Inquiry-based learning would be the norm so students would take a more active role in their education. Thinking “outside the box” would be encouraged rather than repressed. Programs would offer interdisciplinary courses that would serve to integrate and provide an interface between the different areas of science. This would facilitate student appreciation of the complexities and interconnectedness of living systems. A greater effort would be put into the organization of events that fostered creative and innovative skills. Scientific achievements and endeavors would be celebrated with substantial grants and scholarships. This would serve to not only inspire and challenge students but also have them start feeling the satisfaction of rising to the challenge. Increased interactions between colleges, industry and governments via internships early in the program would serve to increase math and science awareness and importance.
Furthermore, every STEM program would endeavor to increase worker productivity by giving the students the opportunity to develop some technical skills and attempt to make good on the promise that more education means a better paycheck. Any successful venture depends on good marketing. The programs of the future would focus on the development of communication skills.
Current programs teach about the importance of communicating results in science but have remained elitists in their approach when talking to the general public. STEM students in 2016 would be encouraged to get out of the laboratories, use their critical skills within their communities and demonstrate the link between education and a sound economic future. Small classes run by well-trained teachers who are passionate about science and adapt their teaching methods to suit their audience would be critical to the success of programs.
Albert Einstein once stated “Everything should be made simpler, not simple”. This pedagogical change would not mean a compromise on rigor but an acceptance of the different learning styles. The role of the educators will adapt to include that of student mentor who will motivate students to fulfill their potential. The small class sizes would also allow for an easier tracking of students and facilitate early intervention in case of problems and thereby help to stem the attrition.
Post World War II, the U.S. has successfully faced three major economic challenges and will once again rise to face future challenges.
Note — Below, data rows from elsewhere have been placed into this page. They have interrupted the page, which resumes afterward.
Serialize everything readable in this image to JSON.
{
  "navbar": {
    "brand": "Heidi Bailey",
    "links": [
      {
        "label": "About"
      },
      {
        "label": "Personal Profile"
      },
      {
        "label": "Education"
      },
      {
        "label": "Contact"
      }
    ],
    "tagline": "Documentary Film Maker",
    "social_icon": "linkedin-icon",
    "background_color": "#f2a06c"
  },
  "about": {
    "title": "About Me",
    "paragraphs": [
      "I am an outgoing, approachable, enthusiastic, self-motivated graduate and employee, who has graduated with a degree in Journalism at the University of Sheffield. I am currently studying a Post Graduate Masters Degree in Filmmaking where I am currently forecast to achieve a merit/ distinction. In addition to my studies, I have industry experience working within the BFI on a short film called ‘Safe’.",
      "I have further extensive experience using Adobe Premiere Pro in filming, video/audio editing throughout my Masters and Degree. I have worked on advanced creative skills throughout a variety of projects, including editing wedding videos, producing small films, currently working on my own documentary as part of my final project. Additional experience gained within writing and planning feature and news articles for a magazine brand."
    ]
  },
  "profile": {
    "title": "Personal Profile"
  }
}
The major threat is and will continue to be the sheer ambition of larges masses of skilled people around the world still making less than 10 dollars a day, who now have a chance to improve their standard of living in the global economy.
To answer the call of the future, the US will have to make fiscally responsible policy changes to education and immigration in order to maintain the delicate balance between attracting new talent and growing its own.